The story revolves around the protagonist, Heizaburo Kuritomi, an honorable but low-class samurai who is given an emotional depth, previously unseen in Jidaigeki films, as he battles with inner conflict and the injustices of society. This is especially evident in the closing sequence of the film where the protagnoist is dragged away by his enemies after his tremendous effort to protect his love. In the essay, “Bantsuma’s ‘New Breeze'”, Midori Sawato cites the ending of Orochi as one of the most ‘heroic and heartcrushing’ images she has seen. In the past, the heroes of the films were proud samurai of the upper classes who always triumphed over their evil opponents, upholding what was truly right in the world. However, Orochi was created in response to the national and military fanaticism that was prevailing at the time.
With its now famous opening lines:
‘Not all those who wear the name of villain, are truly evil men. Not all those who are respected as noble men, are worthy of the name. Many are those who wear a false mask of benevolence to hide their treachery and the wickedness of their true selves,’
the film evoked provocative ideologies and rebellious ideas during a time where liberal performers and writers were being repressed throughout Japan. Consequently, the film was severely censored with over 20% of its content being completely cut out and several scenes having to be re-shot. When the film was finally released, the hype around its creation resulted in crowds flocking to theaters all around the country. Bantsuma’s exhilarating new sword fighting style he displayed in the film may have attracted audiences but it cannot be denied that there were many who were also deeply touched by the profound message of the film.

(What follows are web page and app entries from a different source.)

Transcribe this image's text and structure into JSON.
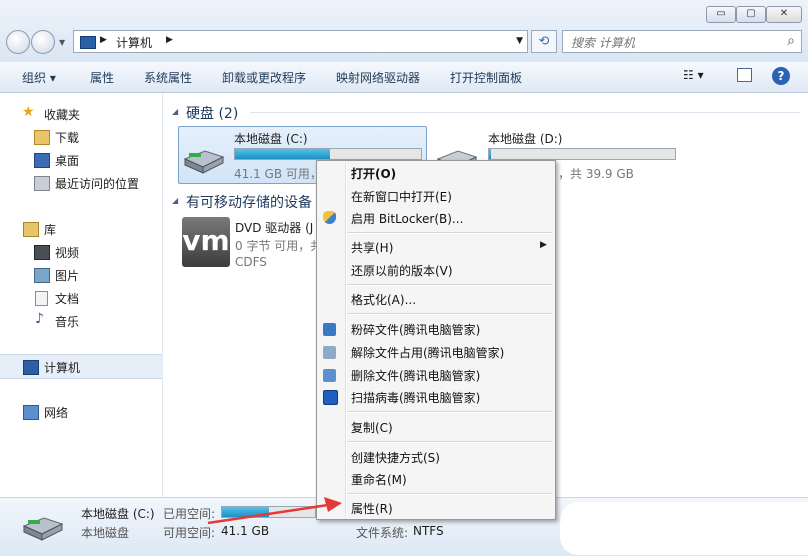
{
  "window": {
    "controls": {
      "minimize": "▭",
      "maximize": "▢",
      "close": "✕"
    }
  },
  "address": {
    "path": "计算机"
  },
  "search": {
    "placeholder": "搜索 计算机"
  },
  "toolbar": {
    "organize": "组织 ▾",
    "properties": "属性",
    "system_properties": "系统属性",
    "uninstall": "卸载或更改程序",
    "map_drive": "映射网络驱动器",
    "control_panel": "打开控制面板"
  },
  "nav": {
    "favorites": "收藏夹",
    "downloads": "下载",
    "desktop": "桌面",
    "recent": "最近访问的位置",
    "libraries": "库",
    "videos": "视频",
    "pictures": "图片",
    "documents": "文档",
    "music": "音乐",
    "computer": "计算机",
    "network": "网络"
  },
  "content": {
    "hard_disk_group": "硬盘 (2)",
    "removable_group": "有可移动存储的设备",
    "drive_c": {
      "name": "本地磁盘 (C:)",
      "free_text": "41.1 GB 可用，",
      "used_fraction": 0.51
    },
    "drive_d": {
      "name": "本地磁盘 (D:)",
      "free_text": "，共 39.9 GB",
      "used_fraction": 0.01
    },
    "dvd": {
      "name": "DVD 驱动器 (J",
      "free_text": "0 字节 可用，共",
      "fs": "CDFS",
      "icon_text": "vm"
    }
  },
  "status": {
    "name": "本地磁盘 (C:)",
    "type": "本地磁盘",
    "used_label": "已用空间:",
    "free_label": "可用空间:",
    "free_value": "41.1 GB",
    "fs_label": "文件系统:",
    "fs_value": "NTFS"
  },
  "context_menu": {
    "open": "打开(O)",
    "open_new_window": "在新窗口中打开(E)",
    "bitlocker": "启用 BitLocker(B)...",
    "share": "共享(H)",
    "restore": "还原以前的版本(V)",
    "format": "格式化(A)...",
    "shred": "粉碎文件(腾讯电脑管家)",
    "unlock": "解除文件占用(腾讯电脑管家)",
    "delete": "删除文件(腾讯电脑管家)",
    "scan": "扫描病毒(腾讯电脑管家)",
    "copy": "复制(C)",
    "shortcut": "创建快捷方式(S)",
    "rename": "重命名(M)",
    "properties": "属性(R)"
  },
  "colors": {
    "accent": "#2c62b6",
    "bar_fill": "#2aa3d6",
    "arrow": "#e53935"
  }
}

Doors are at 5pm for a screening at 6.30pm. Tickets are £7 in advance or £9 on the door. You’ll find the Volupté Lounge at 9 Norwich Street, EC4A 1EJ. Call 0207 831 1622 or email firstname.lastname@example.org to book tickets. Don’t forget to check out the Facebook page or the Twitter feed for future screenings.